▶ **How to complete this task**
Report each line of the entries that contains the word "style", copied in full.

[Website and app data records]
---

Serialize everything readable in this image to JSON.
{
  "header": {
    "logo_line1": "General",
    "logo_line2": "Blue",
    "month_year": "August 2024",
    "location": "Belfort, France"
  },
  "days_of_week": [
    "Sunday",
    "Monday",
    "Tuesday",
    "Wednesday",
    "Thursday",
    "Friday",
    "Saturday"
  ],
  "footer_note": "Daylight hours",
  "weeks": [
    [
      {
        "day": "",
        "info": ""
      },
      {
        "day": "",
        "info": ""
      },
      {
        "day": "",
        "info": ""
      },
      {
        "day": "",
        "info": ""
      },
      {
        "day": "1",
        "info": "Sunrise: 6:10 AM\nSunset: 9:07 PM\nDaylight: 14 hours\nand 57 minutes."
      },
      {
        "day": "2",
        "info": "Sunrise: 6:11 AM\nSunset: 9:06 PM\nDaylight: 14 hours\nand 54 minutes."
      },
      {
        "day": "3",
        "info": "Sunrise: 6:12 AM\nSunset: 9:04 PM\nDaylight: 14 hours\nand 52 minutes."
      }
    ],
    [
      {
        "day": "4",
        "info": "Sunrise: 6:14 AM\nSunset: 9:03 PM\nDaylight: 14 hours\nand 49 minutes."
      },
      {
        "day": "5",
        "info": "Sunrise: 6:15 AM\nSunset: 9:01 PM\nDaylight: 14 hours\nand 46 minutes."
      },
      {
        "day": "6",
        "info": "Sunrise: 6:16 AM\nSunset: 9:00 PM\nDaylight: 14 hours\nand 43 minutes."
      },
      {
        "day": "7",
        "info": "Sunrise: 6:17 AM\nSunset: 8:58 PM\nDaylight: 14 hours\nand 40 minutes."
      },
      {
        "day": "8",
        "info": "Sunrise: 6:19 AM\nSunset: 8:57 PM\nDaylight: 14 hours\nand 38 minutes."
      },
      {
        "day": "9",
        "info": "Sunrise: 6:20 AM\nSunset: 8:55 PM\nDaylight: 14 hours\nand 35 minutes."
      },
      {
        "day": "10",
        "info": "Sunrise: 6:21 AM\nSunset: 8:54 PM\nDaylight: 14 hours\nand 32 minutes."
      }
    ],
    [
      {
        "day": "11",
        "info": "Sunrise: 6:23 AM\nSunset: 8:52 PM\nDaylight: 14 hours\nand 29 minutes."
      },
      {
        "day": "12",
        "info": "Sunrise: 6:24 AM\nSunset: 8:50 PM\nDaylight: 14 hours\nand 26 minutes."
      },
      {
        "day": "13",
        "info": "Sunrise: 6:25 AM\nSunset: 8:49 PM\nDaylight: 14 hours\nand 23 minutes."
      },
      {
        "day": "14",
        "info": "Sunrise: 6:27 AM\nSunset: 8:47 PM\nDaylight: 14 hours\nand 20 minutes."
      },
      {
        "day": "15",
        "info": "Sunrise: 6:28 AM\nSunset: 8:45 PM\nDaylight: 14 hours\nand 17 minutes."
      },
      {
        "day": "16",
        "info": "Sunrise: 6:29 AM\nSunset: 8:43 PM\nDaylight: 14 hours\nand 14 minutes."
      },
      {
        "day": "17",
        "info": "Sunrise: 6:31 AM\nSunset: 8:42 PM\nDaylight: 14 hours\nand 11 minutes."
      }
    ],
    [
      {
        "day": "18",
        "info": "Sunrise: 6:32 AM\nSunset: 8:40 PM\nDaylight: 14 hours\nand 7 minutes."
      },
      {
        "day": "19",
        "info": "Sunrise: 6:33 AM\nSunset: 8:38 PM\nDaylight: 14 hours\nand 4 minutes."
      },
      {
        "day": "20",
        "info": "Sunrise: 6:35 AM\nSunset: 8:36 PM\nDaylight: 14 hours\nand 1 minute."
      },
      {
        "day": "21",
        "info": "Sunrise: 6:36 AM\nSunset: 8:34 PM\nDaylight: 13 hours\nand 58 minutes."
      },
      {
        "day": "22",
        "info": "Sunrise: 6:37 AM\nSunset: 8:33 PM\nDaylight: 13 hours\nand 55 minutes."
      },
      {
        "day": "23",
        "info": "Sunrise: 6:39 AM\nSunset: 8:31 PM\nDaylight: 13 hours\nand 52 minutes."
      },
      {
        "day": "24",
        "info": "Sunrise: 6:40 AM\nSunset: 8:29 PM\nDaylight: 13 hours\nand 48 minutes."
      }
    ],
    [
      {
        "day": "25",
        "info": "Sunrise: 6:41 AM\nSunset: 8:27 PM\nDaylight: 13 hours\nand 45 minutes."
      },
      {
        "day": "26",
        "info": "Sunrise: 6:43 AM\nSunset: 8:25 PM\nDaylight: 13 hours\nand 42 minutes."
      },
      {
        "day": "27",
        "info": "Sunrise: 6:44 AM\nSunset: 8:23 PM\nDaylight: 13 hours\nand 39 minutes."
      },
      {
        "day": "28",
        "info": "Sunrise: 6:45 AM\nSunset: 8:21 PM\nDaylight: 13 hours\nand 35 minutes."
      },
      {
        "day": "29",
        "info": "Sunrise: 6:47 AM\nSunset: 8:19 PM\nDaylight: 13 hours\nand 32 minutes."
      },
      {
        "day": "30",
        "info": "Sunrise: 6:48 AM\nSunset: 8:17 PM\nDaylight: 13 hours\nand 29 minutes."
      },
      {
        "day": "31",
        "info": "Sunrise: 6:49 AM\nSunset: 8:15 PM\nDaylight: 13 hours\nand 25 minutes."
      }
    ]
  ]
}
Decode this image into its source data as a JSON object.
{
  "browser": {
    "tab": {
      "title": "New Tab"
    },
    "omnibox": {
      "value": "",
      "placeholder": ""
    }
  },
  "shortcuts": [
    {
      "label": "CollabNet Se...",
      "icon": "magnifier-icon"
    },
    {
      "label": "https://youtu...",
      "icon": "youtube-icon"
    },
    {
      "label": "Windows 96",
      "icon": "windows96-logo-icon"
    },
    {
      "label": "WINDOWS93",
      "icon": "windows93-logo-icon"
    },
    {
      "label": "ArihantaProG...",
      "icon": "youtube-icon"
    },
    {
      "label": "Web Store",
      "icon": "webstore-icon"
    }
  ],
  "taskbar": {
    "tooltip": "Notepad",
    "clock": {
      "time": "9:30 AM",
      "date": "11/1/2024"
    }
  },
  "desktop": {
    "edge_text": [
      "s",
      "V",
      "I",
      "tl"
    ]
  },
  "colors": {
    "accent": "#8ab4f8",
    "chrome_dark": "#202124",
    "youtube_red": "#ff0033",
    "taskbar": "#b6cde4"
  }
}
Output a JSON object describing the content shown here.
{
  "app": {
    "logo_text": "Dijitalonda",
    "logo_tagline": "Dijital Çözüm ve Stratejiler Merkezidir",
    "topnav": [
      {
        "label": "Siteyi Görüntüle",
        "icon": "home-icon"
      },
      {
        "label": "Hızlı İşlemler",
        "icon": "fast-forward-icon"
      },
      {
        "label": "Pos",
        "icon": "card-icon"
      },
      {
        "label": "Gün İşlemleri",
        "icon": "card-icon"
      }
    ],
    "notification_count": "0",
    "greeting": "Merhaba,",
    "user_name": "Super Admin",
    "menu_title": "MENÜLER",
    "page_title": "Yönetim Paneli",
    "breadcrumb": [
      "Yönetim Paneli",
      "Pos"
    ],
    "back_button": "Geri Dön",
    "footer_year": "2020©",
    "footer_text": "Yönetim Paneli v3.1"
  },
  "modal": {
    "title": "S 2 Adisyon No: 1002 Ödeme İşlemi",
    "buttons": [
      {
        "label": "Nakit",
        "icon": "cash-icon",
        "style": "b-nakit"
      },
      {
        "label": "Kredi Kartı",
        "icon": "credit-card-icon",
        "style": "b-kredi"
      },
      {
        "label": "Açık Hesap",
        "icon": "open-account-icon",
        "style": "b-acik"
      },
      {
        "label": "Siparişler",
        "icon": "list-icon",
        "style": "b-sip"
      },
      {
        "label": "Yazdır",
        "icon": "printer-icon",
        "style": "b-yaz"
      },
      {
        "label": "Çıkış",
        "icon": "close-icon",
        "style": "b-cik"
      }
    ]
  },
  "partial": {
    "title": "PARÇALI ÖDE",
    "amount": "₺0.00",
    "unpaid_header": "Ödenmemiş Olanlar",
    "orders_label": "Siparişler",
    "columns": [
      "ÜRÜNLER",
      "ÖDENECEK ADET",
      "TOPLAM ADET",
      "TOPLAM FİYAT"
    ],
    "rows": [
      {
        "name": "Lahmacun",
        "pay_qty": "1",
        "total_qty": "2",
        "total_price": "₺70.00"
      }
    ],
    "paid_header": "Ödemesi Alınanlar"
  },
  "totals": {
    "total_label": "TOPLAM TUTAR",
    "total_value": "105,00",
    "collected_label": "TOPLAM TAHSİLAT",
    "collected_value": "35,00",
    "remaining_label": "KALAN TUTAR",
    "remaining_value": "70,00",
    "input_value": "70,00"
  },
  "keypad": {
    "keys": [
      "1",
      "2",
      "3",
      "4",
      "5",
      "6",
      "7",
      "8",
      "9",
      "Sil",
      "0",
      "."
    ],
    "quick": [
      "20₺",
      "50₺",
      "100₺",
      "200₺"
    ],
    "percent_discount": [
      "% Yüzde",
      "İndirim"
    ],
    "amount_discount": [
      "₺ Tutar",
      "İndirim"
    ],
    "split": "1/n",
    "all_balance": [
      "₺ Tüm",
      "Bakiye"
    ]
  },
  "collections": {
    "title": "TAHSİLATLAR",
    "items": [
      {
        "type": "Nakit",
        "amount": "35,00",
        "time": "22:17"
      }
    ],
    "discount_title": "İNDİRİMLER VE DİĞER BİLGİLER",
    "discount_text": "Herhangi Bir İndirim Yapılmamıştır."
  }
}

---

▶ **Reply to the task**
        "style": "b-nakit"
        "style": "b-kredi"
        "style": "b-acik"
        "style": "b-sip"
        "style": "b-yaz"
        "style": "b-cik"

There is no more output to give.